Chief Strategy Officer, EMEA
Welcome to our second Review Preview
, which attempts to pull together the most significant trends
of 2011 and predict what 2012 may have in store. All of these contributions come from within MEC’s
talented ranks and have been gathered from across the world to give a truly global perspective.
There are many shared themes from across our network, as the world continues to shrink and the
gap between developed and emerging markets continues to narrow. Much of this is driven by mobile
developments, including tablets, which are gaining faster and wider penetration than previous fixed
broadband technologies. Global players like Apple, Google and Facebook are also creating a more
homogenous framework, creating challenges, such as data and privacy, and opportunities for us to
connect in an increasingly seamless way with consumers.
Putting this into some general context is impossible without commenting on two key events from last
year. Firstly, the passing of Steve Jobs. His vision of Apple as a company that combined the best
of art and technology has been the driving force of so many of the trends and developments that
have become common place today and will continue to shape what we do tomorrow. Fittingly, Apple
finished 2011 with another record year and, in Q4, saw its tablets outsell PCs – once again creating a
trend ahead of analysts’ predictions.
Secondly, the Arab Spring and, in particular, the real or perceived role that social media played in
creating and reporting on the events. It’s easy to over-estimate the significance of this but the truth is
that, globally, social media was seen in a more mature light as a platform that had a wider and more
central role. In 2012, the predicted Facebook IPO will value this in dollars.
Looking ahead, it’s clear that the global financial crisis will be with us throughout 2012. History
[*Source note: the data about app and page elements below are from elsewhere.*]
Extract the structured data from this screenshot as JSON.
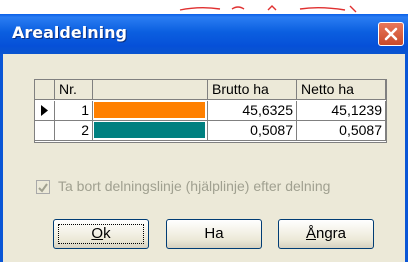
{
  "dialog": {
    "title": "Arealdelning"
  },
  "grid": {
    "columns": [
      "",
      "Nr.",
      "",
      "Brutto ha",
      "Netto ha"
    ],
    "rows": [
      {
        "current": true,
        "nr": "1",
        "color": "#ff8000",
        "brutto": "45,6325",
        "netto": "45,1239"
      },
      {
        "current": false,
        "nr": "2",
        "color": "#008080",
        "brutto": "0,5087",
        "netto": "0,5087"
      }
    ]
  },
  "option": {
    "label": "Ta bort delningslinje (hjälplinje) efter delning",
    "checked": true,
    "enabled": false
  },
  "buttons": {
    "ok": {
      "accel": "O",
      "rest": "k"
    },
    "ha": {
      "label": "Ha"
    },
    "angra": {
      "accel": "Å",
      "rest": "ngra"
    }
  },
  "colors": {
    "titlebar": "#0b5fe0",
    "close": "#d45a35",
    "dialog_bg": "#ece9d8"
  }
}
shows that this is more likely to drive faster technological and consumer change, so we should see
greater penetration of mobile, tablets, connected television while, at the same time, real convergence.
Meanwhile, the importance and role of data will continue to grow on the world stage. 2012 will serve
up the first “Digital Olympics” and, in the US, we could potentially witness the first presidential election
fought out in 140 characters or less on Twitter.
We hope you enjoy this collection and that it stimulates discussion. Let us know what you think.